Women’s health nurse practitioners are similar to midwives, except they do not deliver or care for infants. Nurse practitioners jobs in women’s health focus on well-woman examinations and routine gynecological testing. A women’s health nurse practitioner is able to perform a PAP smear, for example, and to provide STD screening and treatment. They are also able to prescribe birth control and counsel a patient about her contraceptive options. To become a women’s health nurse practitioner, a registered nurse needs a master’s degree and certification from the National Certification Corporation.

Neonatal Nurse Practitioners

Other nurse practitioner career options include becoming a neonatal nurse practitioner. A neonatal nurse cares for newborn babies who are ill. The babies may be premature or full-term. They may be in the neonatal intensive care unit or in the regular nursery area of a hospital. Some neonatal nurses provide care to newborns that are healthy as well. Usually, the neonatal nurse is responsible for the care and treatment of their newborn patients, though most work under the supervision of a neonatal doctor. Most neonatal nurse practitioners have a masters or advanced degree and advanced clinical training in neonatal care. Training for a neonatal nurse is different from training for a nurse who will work with adults or older children. During training, a nurse will study pharmacology for newborns as well as embryology and neonatal physiology. They will also learn to interact with families.

Psychiatric Nurse Practitioner
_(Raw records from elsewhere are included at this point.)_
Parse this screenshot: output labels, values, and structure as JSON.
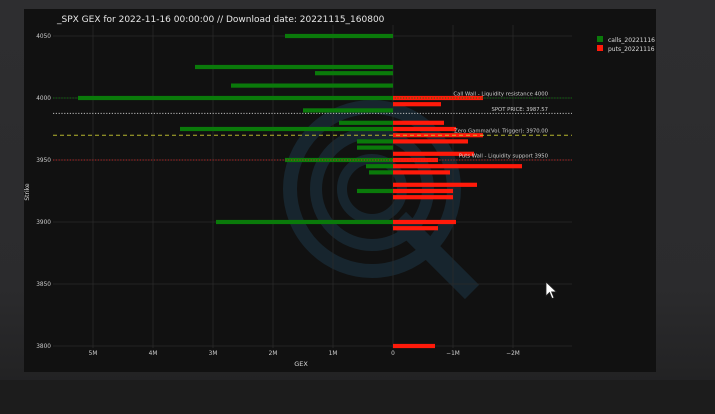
{
  "chart_data": {
    "type": "bar",
    "orientation": "horizontal",
    "title": "_SPX GEX for 2022-11-16 00:00:00 // Download date: 20221115_160800",
    "xlabel": "GEX",
    "ylabel": "Strike",
    "xlim": [
      5.5,
      -2.3
    ],
    "ylim": [
      3795,
      4055
    ],
    "x_ticks": [
      {
        "value": 5,
        "label": "5M"
      },
      {
        "value": 4,
        "label": "4M"
      },
      {
        "value": 3,
        "label": "3M"
      },
      {
        "value": 2,
        "label": "2M"
      },
      {
        "value": 1,
        "label": "1M"
      },
      {
        "value": 0,
        "label": "0"
      },
      {
        "value": -1,
        "label": "−1M"
      },
      {
        "value": -2,
        "label": "−2M"
      }
    ],
    "y_ticks": [
      {
        "value": 4050,
        "label": "4050"
      },
      {
        "value": 4000,
        "label": "4000"
      },
      {
        "value": 3950,
        "label": "3950"
      },
      {
        "value": 3900,
        "label": "3900"
      },
      {
        "value": 3850,
        "label": "3850"
      },
      {
        "value": 3800,
        "label": "3800"
      }
    ],
    "grid": true,
    "legend_position": "top-right",
    "series": [
      {
        "name": "calls_20221116",
        "color": "#0a7a0a",
        "points": [
          {
            "strike": 4050,
            "value": 1.8
          },
          {
            "strike": 4025,
            "value": 3.3
          },
          {
            "strike": 4020,
            "value": 1.3
          },
          {
            "strike": 4010,
            "value": 2.7
          },
          {
            "strike": 4000,
            "value": 5.25
          },
          {
            "strike": 3990,
            "value": 1.5
          },
          {
            "strike": 3980,
            "value": 0.9
          },
          {
            "strike": 3975,
            "value": 3.55
          },
          {
            "strike": 3965,
            "value": 0.6
          },
          {
            "strike": 3960,
            "value": 0.6
          },
          {
            "strike": 3950,
            "value": 1.8
          },
          {
            "strike": 3945,
            "value": 0.45
          },
          {
            "strike": 3940,
            "value": 0.4
          },
          {
            "strike": 3925,
            "value": 0.6
          },
          {
            "strike": 3900,
            "value": 2.95
          }
        ]
      },
      {
        "name": "puts_20221116",
        "color": "#ff1a0a",
        "points": [
          {
            "strike": 4000,
            "value": -1.5
          },
          {
            "strike": 3995,
            "value": -0.8
          },
          {
            "strike": 3980,
            "value": -0.85
          },
          {
            "strike": 3975,
            "value": -1.05
          },
          {
            "strike": 3970,
            "value": -1.5
          },
          {
            "strike": 3965,
            "value": -1.25
          },
          {
            "strike": 3955,
            "value": -1.35
          },
          {
            "strike": 3950,
            "value": -0.75
          },
          {
            "strike": 3945,
            "value": -2.15
          },
          {
            "strike": 3940,
            "value": -0.95
          },
          {
            "strike": 3930,
            "value": -1.4
          },
          {
            "strike": 3925,
            "value": -1.0
          },
          {
            "strike": 3920,
            "value": -1.0
          },
          {
            "strike": 3900,
            "value": -1.05
          },
          {
            "strike": 3895,
            "value": -0.75
          },
          {
            "strike": 3800,
            "value": -0.7
          }
        ]
      }
    ],
    "annotations": [
      {
        "strike": 4000,
        "text": "Call Wall - Liquidity resistance 4000",
        "color": "#d0d0d0",
        "line_color": "#0a7a0a",
        "line_style": "dotted"
      },
      {
        "strike": 3987.57,
        "text": "SPOT PRICE: 3987.57",
        "color": "#d0d0d0",
        "line_color": "#cfcfcf",
        "line_style": "dotted"
      },
      {
        "strike": 3970,
        "text": "Zero Gamma(Vol. Trigger): 3970.00",
        "color": "#d0d0d0",
        "line_color": "#c8c832",
        "line_style": "dashed"
      },
      {
        "strike": 3950,
        "text": "Puts Wall - Liquidity support 3950",
        "color": "#d0d0d0",
        "line_color": "#cc2222",
        "line_style": "dotted"
      }
    ]
  }
}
Registered nurses who work in a psychiatric or mental health setting may decide to advance their careers by becoming psychiatric nurse practitioners or clinical nurse specialists. Nurse practitioners specialize in psychiatric-mental health and earn master’s degrees. While RNs are able to develop a nursing plan for patients with mental health disorders, nurse practitioners are able to diagnose mental health disorders and provide a plan for treatment. They may also work with patients who have the potential for a disorder but who are not yet showing symptoms.

Psychiatric mental health nurse practitioners can decide to pursue doctoral degrees as well. Some work as professors or researchers as well as with patients. There are also several areas of specialty available for psychiatric nurse practitioners. A nurse may focus on adolescent or childhood mental disorders or on substance-abuse disorders. Another option is to specialize in the mental disorders associated with old age or in forensics.